> 0) is NOT recommended owing to the likelihood of developing unwanted rotational constraint. We suggest that you use a discrete beam with `SCOOR`

=2 (see `*SECTION_SHELL`

) in place of finite-length springs whose line-of-action is not along N1-to-N2. A transverse force developed by finite length discrete beams as a result of transverse stiffness will produce a beam torque contribution equal to `(shear force * beam length)/2`

. This torque contribution is necessary for physical behavior. In contrast, a finite-length spring whose line-of-action is not along its N1-to-N2 axis does not produce an equilibrating torque to accompany transverse force. This omission can result in a nonphysical resistance to body rotation.

If `VID`

> 0 (NOT recommended owing to the likelihood of developing unwanted rotational constraint), IOP in `*DEFINE_SD_ORIENTATION`
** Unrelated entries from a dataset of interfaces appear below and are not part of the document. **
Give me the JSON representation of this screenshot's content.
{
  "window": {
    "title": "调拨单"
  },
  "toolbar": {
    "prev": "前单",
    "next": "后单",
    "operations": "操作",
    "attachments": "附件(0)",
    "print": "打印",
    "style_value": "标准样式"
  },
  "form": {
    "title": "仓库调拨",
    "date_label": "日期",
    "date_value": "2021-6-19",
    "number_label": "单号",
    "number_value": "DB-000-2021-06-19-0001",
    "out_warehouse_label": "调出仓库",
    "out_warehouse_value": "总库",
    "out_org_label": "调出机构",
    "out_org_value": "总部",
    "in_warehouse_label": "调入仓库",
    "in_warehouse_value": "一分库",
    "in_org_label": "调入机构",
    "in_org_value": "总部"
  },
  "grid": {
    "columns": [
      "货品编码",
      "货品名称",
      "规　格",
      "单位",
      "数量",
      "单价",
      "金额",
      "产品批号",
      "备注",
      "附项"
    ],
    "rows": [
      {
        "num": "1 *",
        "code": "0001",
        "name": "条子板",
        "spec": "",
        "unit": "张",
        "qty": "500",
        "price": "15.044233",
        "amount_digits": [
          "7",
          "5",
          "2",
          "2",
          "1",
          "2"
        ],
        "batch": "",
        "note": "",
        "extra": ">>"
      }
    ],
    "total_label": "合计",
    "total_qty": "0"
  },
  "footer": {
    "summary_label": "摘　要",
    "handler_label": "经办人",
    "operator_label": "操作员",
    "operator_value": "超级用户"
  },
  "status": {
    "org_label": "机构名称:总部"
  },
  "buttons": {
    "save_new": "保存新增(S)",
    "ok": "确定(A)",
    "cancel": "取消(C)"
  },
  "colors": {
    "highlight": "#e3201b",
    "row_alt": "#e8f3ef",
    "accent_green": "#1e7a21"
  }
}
determines the method by which the element orientation is determined. If `IOP`

=0 or 1, the orientation is permanently fixed in space. If `IOP`

=2 or 3, the orientation is updated as the two elements nodes move in space. Further details of `*DEFINE_SD_ORIENTATION`

are provided in the User’s Manual.